Task goal:
Retype the records below word for word and omit any image.

[Entries from a dataset of interfaces]
▼

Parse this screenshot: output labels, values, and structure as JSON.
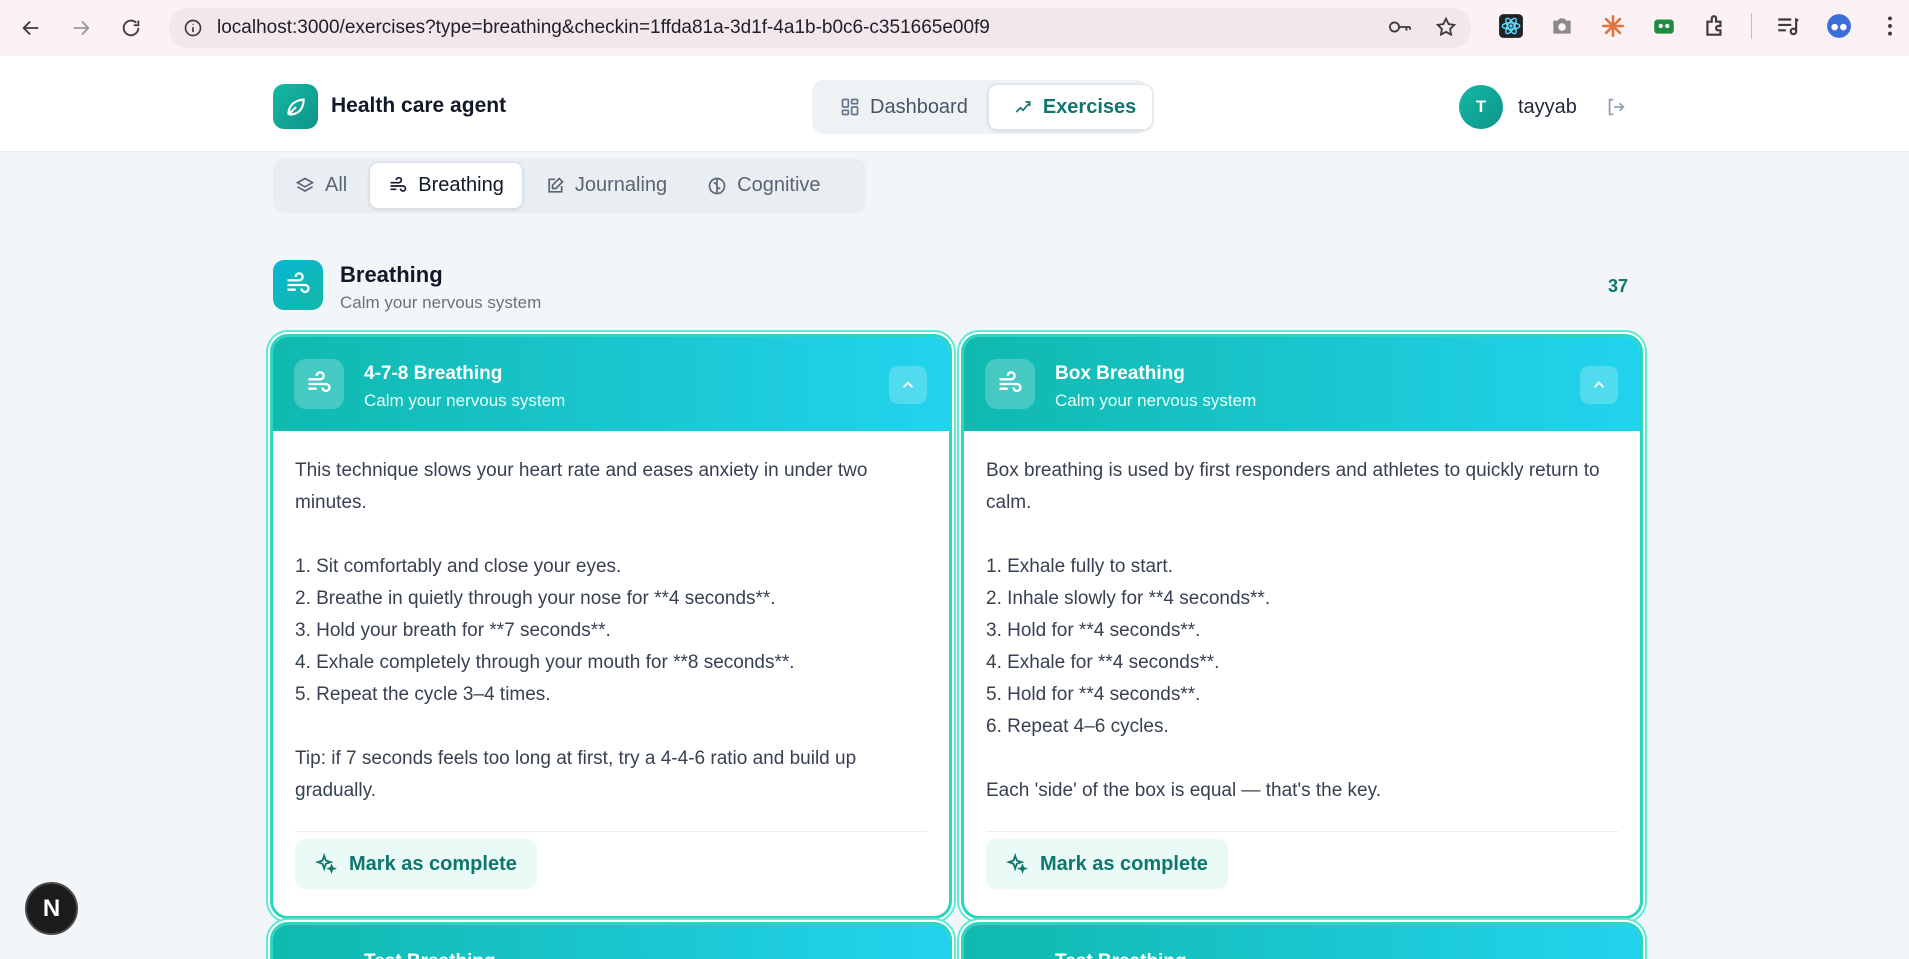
{
  "browser": {
    "url": "localhost:3000/exercises?type=breathing&checkin=1ffda81a-3d1f-4a1b-b0c6-c351665e00f9"
  },
  "header": {
    "brand": "Health care agent",
    "nav": [
      {
        "label": "Dashboard",
        "icon": "dashboard-icon",
        "active": false
      },
      {
        "label": "Exercises",
        "icon": "activity-icon",
        "active": true
      }
    ],
    "user_initial": "T",
    "username": "tayyab"
  },
  "categories": [
    {
      "label": "All",
      "icon": "layers-icon",
      "active": false
    },
    {
      "label": "Breathing",
      "icon": "wind-icon",
      "active": true
    },
    {
      "label": "Journaling",
      "icon": "edit-icon",
      "active": false
    },
    {
      "label": "Cognitive",
      "icon": "brain-icon",
      "active": false
    }
  ],
  "section": {
    "title": "Breathing",
    "subtitle": "Calm your nervous system",
    "count": "37"
  },
  "cards": [
    {
      "title": "4-7-8 Breathing",
      "subtitle": "Calm your nervous system",
      "lines": [
        "This technique slows your heart rate and eases anxiety in under two minutes.",
        "",
        "1. Sit comfortably and close your eyes.",
        "2. Breathe in quietly through your nose for **4 seconds**.",
        "3. Hold your breath for **7 seconds**.",
        "4. Exhale completely through your mouth for **8 seconds**.",
        "5. Repeat the cycle 3–4 times.",
        "",
        "Tip: if 7 seconds feels too long at first, try a 4-4-6 ratio and build up gradually."
      ],
      "button": "Mark as complete"
    },
    {
      "title": "Box Breathing",
      "subtitle": "Calm your nervous system",
      "lines": [
        "Box breathing is used by first responders and athletes to quickly return to calm.",
        "",
        "1. Exhale fully to start.",
        "2. Inhale slowly for **4 seconds**.",
        "3. Hold for **4 seconds**.",
        "4. Exhale for **4 seconds**.",
        "5. Hold for **4 seconds**.",
        "6. Repeat 4–6 cycles.",
        "",
        "Each 'side' of the box is equal — that's the key."
      ],
      "button": "Mark as complete"
    }
  ],
  "next_cards": [
    {
      "title": "Test Breathing"
    },
    {
      "title": "Test Breathing"
    }
  ],
  "dev_badge": "N",
  "colors": {
    "accent": "#0f766e",
    "teal": "#14b8a6",
    "cyan": "#22d3ee"
  }
}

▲

Solution to the problem:
Parse this screenshot: output labels, values, and structure as JSON.
{
  "browser": {
    "url": "localhost:3000/exercises?type=breathing&checkin=1ffda81a-3d1f-4a1b-b0c6-c351665e00f9"
  },
  "header": {
    "brand": "Health care agent",
    "nav": [
      {
        "label": "Dashboard",
        "icon": "dashboard-icon",
        "active": false
      },
      {
        "label": "Exercises",
        "icon": "activity-icon",
        "active": true
      }
    ],
    "user_initial": "T",
    "username": "tayyab"
  },
  "categories": [
    {
      "label": "All",
      "icon": "layers-icon",
      "active": false
    },
    {
      "label": "Breathing",
      "icon": "wind-icon",
      "active": true
    },
    {
      "label": "Journaling",
      "icon": "edit-icon",
      "active": false
    },
    {
      "label": "Cognitive",
      "icon": "brain-icon",
      "active": false
    }
  ],
  "section": {
    "title": "Breathing",
    "subtitle": "Calm your nervous system",
    "count": "37"
  },
  "cards": [
    {
      "title": "4-7-8 Breathing",
      "subtitle": "Calm your nervous system",
      "lines": [
        "This technique slows your heart rate and eases anxiety in under two minutes.",
        "",
        "1. Sit comfortably and close your eyes.",
        "2. Breathe in quietly through your nose for **4 seconds**.",
        "3. Hold your breath for **7 seconds**.",
        "4. Exhale completely through your mouth for **8 seconds**.",
        "5. Repeat the cycle 3–4 times.",
        "",
        "Tip: if 7 seconds feels too long at first, try a 4-4-6 ratio and build up gradually."
      ],
      "button": "Mark as complete"
    },
    {
      "title": "Box Breathing",
      "subtitle": "Calm your nervous system",
      "lines": [
        "Box breathing is used by first responders and athletes to quickly return to calm.",
        "",
        "1. Exhale fully to start.",
        "2. Inhale slowly for **4 seconds**.",
        "3. Hold for **4 seconds**.",
        "4. Exhale for **4 seconds**.",
        "5. Hold for **4 seconds**.",
        "6. Repeat 4–6 cycles.",
        "",
        "Each 'side' of the box is equal — that's the key."
      ],
      "button": "Mark as complete"
    }
  ],
  "next_cards": [
    {
      "title": "Test Breathing"
    },
    {
      "title": "Test Breathing"
    }
  ],
  "dev_badge": "N",
  "colors": {
    "accent": "#0f766e",
    "teal": "#14b8a6",
    "cyan": "#22d3ee"
  }
}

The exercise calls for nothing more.